“As a result of their protection is according to the hours that they get inside of a undeniable window of time, one of the [crew members] discussed they or other people they knew have been in peril for now not making their hours because of productions shutting down, or in the event that they opted to not go a wooden line, that would value them their medical insurance,” she stated.
TUSC has partnered with the Movement Image and Tv Fund and its Leisure Well being Insurance coverage Answers, which acts as an insurance coverage navigator for other people within the business.
Fogel stated it’s about ensuring that everybody within the business has get entry to to top quality well being care regardless of the present business stipulations.
“Each and every so continuously, when there’s one team of people who are happening strike, and it’s our flip to strike presently, we simply sought after to roughly let the opposite unions know that we believe ourselves to be a part of a collective, and we are hoping that they really feel that love from us,” Fogel stated.
May studios and streamers proceed the business participants’ protection? They may, but it surely’s not going as a result of decision-makers are at the different aspect of the bargaining desk.
Part of the trustees of the Movement Image Business Pension & Well being Plans are represented by way of firms concerned within the strike. The WGA’s strike FAQ tells participants “there’s no Well being Fund requirement that the Well being Plan prolong medical insurance protection all the way through a strike, and Trustees are 50% control and 50% Guild.”
In July, Matt Loeb, president of IATSE, the union that represents behind-the-scenes staff, referred to as for residences and streamers to be offering an extension of well being care advantages to those that would possibly lose them in the event that they fall wanting qualifying all the way through the moves.

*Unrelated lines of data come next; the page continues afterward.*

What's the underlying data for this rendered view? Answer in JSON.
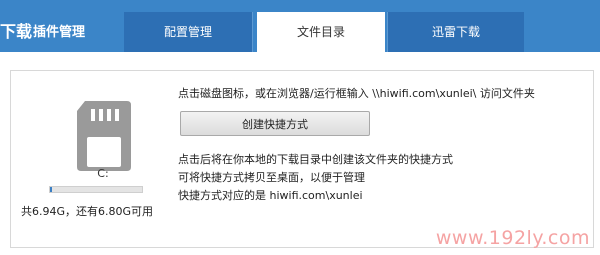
{
  "header": {
    "brand_main": "下载",
    "brand_sub": "插件管理",
    "tabs": [
      {
        "label": "配置管理",
        "active": false
      },
      {
        "label": "文件目录",
        "active": true
      },
      {
        "label": "迅雷下载",
        "active": false
      }
    ]
  },
  "disk": {
    "icon": "sd-card-icon",
    "letter": "C:",
    "usage_text": "共6.94G，还有6.80G可用",
    "used_fraction": 0.02
  },
  "content": {
    "instruction": "点击磁盘图标，或在浏览器/运行框输入 \\\\hiwifi.com\\xunlei\\ 访问文件夹",
    "create_shortcut_label": "创建快捷方式",
    "desc_lines": [
      "点击后将在你本地的下载目录中创建该文件夹的快捷方式",
      "可将快捷方式拷贝至桌面，以便于管理",
      "快捷方式对应的是 hiwifi.com\\xunlei"
    ]
  },
  "watermark": "www.192ly.com",
  "colors": {
    "header_bg": "#3b85c8",
    "tab_bg": "#2d6fb4",
    "usage_fill": "#3b7fc4"
  }
}
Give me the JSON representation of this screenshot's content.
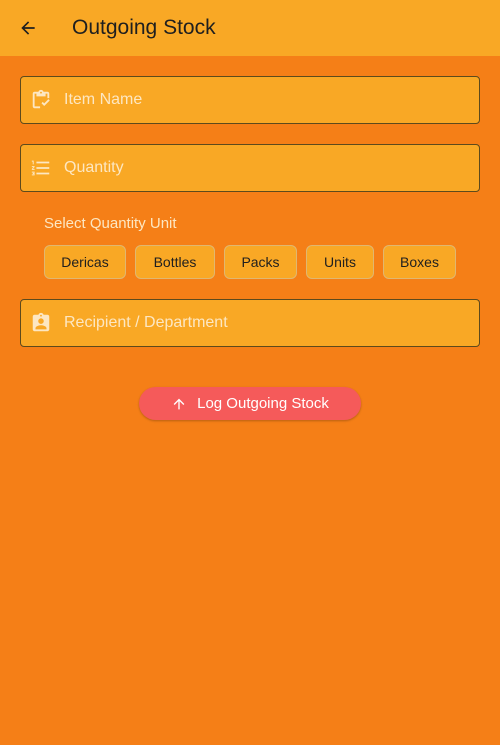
{
  "app_bar": {
    "title": "Outgoing Stock",
    "back_icon": "arrow-back-icon"
  },
  "form": {
    "item_name": {
      "placeholder": "Item Name",
      "icon": "clipboard-check-icon"
    },
    "quantity": {
      "placeholder": "Quantity",
      "icon": "list-icon"
    },
    "unit_section_label": "Select Quantity Unit",
    "units": [
      "Dericas",
      "Bottles",
      "Packs",
      "Units",
      "Boxes"
    ],
    "recipient": {
      "placeholder": "Recipient / Department",
      "icon": "assignment-ind-icon"
    }
  },
  "submit": {
    "label": "Log Outgoing Stock",
    "icon": "arrow-upward-icon"
  },
  "colors": {
    "background": "#f57f17",
    "surface": "#f9a825",
    "button": "#f55a5a"
  }
}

IATSE isn’t on strike.
“Make no mistake — if the studios actually cared in regards to the financial fallout in their preemptive paintings slowdown … they may proceed to pay crewmembers and completely fund their well being care at any second, as they did in 2020 all the way through the onset of the COVID-19 pandemic,” Loeb wrote.